- **What you need to do**:
If a line of the records contains the string "triangle", copy it out.

- **Source records**:
-- Opening Marker --

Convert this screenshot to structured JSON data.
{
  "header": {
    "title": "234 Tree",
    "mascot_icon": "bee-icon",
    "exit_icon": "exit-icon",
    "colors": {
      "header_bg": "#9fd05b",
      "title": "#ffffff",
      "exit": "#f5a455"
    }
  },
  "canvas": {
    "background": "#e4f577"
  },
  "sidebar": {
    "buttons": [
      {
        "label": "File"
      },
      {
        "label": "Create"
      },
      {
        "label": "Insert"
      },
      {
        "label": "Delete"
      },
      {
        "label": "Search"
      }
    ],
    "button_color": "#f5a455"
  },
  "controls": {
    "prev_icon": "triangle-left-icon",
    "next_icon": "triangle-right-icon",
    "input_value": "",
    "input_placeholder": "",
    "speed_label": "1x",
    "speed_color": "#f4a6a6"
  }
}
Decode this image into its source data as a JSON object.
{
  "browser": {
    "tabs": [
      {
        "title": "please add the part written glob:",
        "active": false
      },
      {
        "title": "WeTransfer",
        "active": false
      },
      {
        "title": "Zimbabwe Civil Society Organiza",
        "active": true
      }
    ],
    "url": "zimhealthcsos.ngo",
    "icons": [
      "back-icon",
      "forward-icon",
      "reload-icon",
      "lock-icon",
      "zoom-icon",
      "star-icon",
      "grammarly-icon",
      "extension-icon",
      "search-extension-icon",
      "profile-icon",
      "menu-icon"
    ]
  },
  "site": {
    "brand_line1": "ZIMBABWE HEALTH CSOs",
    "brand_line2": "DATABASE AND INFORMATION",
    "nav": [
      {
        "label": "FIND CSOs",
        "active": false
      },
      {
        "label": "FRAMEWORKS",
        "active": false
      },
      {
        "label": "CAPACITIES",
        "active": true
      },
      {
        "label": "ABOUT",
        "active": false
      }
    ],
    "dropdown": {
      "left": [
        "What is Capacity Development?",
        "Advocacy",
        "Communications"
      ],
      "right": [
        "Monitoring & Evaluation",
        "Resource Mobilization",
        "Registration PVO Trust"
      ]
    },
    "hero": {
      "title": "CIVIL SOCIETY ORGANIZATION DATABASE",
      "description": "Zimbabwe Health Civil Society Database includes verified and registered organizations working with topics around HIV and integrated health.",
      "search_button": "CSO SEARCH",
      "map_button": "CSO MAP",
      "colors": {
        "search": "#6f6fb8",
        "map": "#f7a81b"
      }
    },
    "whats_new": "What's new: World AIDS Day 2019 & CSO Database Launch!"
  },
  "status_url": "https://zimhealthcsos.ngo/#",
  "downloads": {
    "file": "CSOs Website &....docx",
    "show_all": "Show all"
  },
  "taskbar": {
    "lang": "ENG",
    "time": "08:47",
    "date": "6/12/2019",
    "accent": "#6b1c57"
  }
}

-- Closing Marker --

- **Your solution**:
    "prev_icon": "triangle-left-icon",
    "next_icon": "triangle-right-icon",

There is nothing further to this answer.